### SUPPLIED ENTRIES

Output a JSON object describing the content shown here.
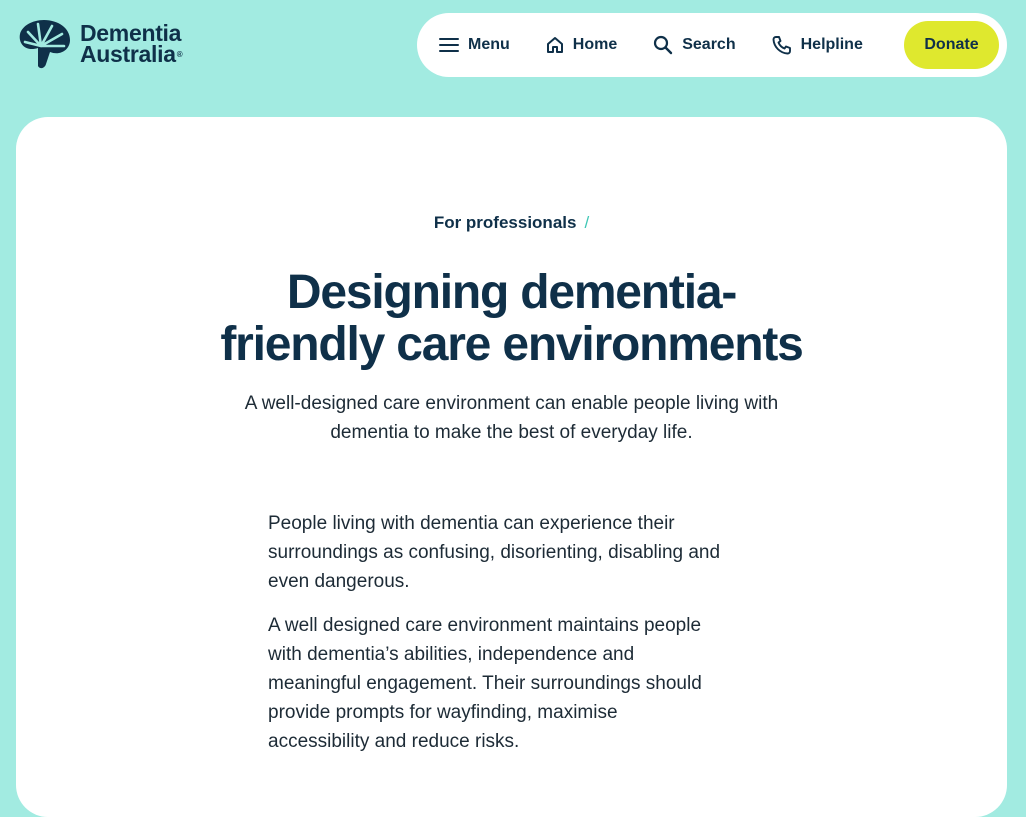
{
  "logo": {
    "line1": "Dementia",
    "line2": "Australia",
    "registered": "®",
    "icon": "brain-tree-logo-icon"
  },
  "nav": {
    "items": [
      {
        "label": "Menu",
        "icon": "hamburger-menu-icon"
      },
      {
        "label": "Home",
        "icon": "home-icon"
      },
      {
        "label": "Search",
        "icon": "search-icon"
      },
      {
        "label": "Helpline",
        "icon": "phone-icon"
      }
    ],
    "donate_label": "Donate"
  },
  "breadcrumb": {
    "label": "For professionals",
    "separator": "/"
  },
  "page": {
    "title_lines": [
      "Designing dementia-",
      "friendly care environments"
    ],
    "subtitle_lines": [
      "A well-designed care environment can enable people living with",
      "dementia to make the best of everyday life."
    ],
    "paragraphs": [
      [
        "People living with dementia can experience their",
        "surroundings as confusing, disorienting, disabling and",
        "even dangerous."
      ],
      [
        "A well designed care environment maintains people",
        "with dementia’s abilities, independence and",
        "meaningful engagement. Their surroundings should",
        "provide prompts for wayfinding, maximise",
        "accessibility and reduce risks."
      ]
    ]
  },
  "colors": {
    "background": "#a2ebe1",
    "navy": "#0f3049",
    "donate": "#dfe82e",
    "accent": "#3fc7b5"
  }
}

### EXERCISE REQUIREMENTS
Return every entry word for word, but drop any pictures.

### ANSWER SPACE
Output a JSON object describing the content shown here.
{
  "logo": {
    "line1": "Dementia",
    "line2": "Australia",
    "registered": "®",
    "icon": "brain-tree-logo-icon"
  },
  "nav": {
    "items": [
      {
        "label": "Menu",
        "icon": "hamburger-menu-icon"
      },
      {
        "label": "Home",
        "icon": "home-icon"
      },
      {
        "label": "Search",
        "icon": "search-icon"
      },
      {
        "label": "Helpline",
        "icon": "phone-icon"
      }
    ],
    "donate_label": "Donate"
  },
  "breadcrumb": {
    "label": "For professionals",
    "separator": "/"
  },
  "page": {
    "title_lines": [
      "Designing dementia-",
      "friendly care environments"
    ],
    "subtitle_lines": [
      "A well-designed care environment can enable people living with",
      "dementia to make the best of everyday life."
    ],
    "paragraphs": [
      [
        "People living with dementia can experience their",
        "surroundings as confusing, disorienting, disabling and",
        "even dangerous."
      ],
      [
        "A well designed care environment maintains people",
        "with dementia’s abilities, independence and",
        "meaningful engagement. Their surroundings should",
        "provide prompts for wayfinding, maximise",
        "accessibility and reduce risks."
      ]
    ]
  },
  "colors": {
    "background": "#a2ebe1",
    "navy": "#0f3049",
    "donate": "#dfe82e",
    "accent": "#3fc7b5"
  }
}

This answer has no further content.